  2. Very beautiful photo of the church. No mention was made of a fee for a group of students arriving en masse, with teacher, of course.

  3. I understand the Old North Church’s need to raise revenue but at the same time I feel a bit sad as I’ve always had a personal affinity with the church. As a boy growing up in the North End I frequently popped into the church just for a quick look around to feel its historic presences around me. It fostered my love of history and sense of patriotic and civic mindedness. I am no longer a resident of the North End. Now when I visit my family there, which I do at least twice a week, I will only be allowed access to my old friend for a fee. Like I said, it’s personal. I feel a little bit of a loss.

  4. I understand the church needs revenue for upkeep, repairs, etc. but…… I think any resident in the City of Boston should be allowed in FREE….. charge the tourists.
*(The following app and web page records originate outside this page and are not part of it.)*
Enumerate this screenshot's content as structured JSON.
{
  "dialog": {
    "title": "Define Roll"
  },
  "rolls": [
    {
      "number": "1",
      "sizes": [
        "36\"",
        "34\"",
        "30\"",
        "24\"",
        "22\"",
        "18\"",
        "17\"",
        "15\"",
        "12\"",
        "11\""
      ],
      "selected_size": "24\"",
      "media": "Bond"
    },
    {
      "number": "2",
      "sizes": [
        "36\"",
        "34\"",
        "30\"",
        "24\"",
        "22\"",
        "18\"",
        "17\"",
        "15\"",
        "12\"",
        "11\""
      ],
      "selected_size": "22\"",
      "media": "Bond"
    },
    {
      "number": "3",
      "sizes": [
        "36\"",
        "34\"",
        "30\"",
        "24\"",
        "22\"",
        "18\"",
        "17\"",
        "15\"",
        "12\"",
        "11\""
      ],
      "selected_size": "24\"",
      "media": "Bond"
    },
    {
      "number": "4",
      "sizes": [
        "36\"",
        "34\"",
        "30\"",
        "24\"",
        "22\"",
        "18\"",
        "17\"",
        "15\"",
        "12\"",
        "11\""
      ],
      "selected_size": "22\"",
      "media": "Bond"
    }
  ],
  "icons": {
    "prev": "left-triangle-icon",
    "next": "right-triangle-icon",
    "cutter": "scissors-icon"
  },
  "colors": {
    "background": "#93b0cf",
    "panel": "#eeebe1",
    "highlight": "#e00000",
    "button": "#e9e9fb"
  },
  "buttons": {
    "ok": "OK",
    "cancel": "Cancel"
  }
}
  5. The Globe article didn’t publish our full “rate card”. Boston residents are free. Boston school groups can access our premium tours for free. EBT card holders are free. Group tours are only $3.00 per person. While the highest rate is $8.00, the average per person ticket revenue will run closer to $4.00.

  6. Jay, I agree with you whole heartedly. I would rather they have an event at the Battery Wharf Hotel, or
    one of the restaurants in the No. End to raise money & have raffles. This in my opinion, is kind of tacky.

    1. Is there anything more tacky than raffles? I doubt that a fundraising event would come close to covering the restoration.

      I support the new admission fee on tourists, as it should be. As a resident, thank you for continuing to allow us to enter for free. It is a policy that has worked well at the Paul Revere House too.

  7. I am hopeful that adding perceived value to touring the Church will make visitors a little more respectful of the areas around the Church. Maybe there will be less trash.

  8. I think whatever needs to be done to ensure this treasure of the city thrives, should be done. Church attendance is down across the country given various reasons. Eventually these issues all come down to objective budgeting decisions. Old North is a gem and the community is fortunate to have Rev Ayres and his colleagues at its helm.

    $8 is possibly an arbitrary number unless the hope is people pay $10 and say “keep the change”. I believe it is worth paying to see — plus the maintenance on a landmark like Old North is getting more and more expensive.

  9. People want to charge people to have a car in the neighborhood and install tolls for the people who live here but they are against charging tourists 8 bucks to see a site?

  10. I feel an admission fee is appropriate, but $8 per person seems a bit steep. For comparison, I believe the Paul Revere house charges just $5. The great cathedrals of Europe tend to charge a euro or two at most.

Comments are closed.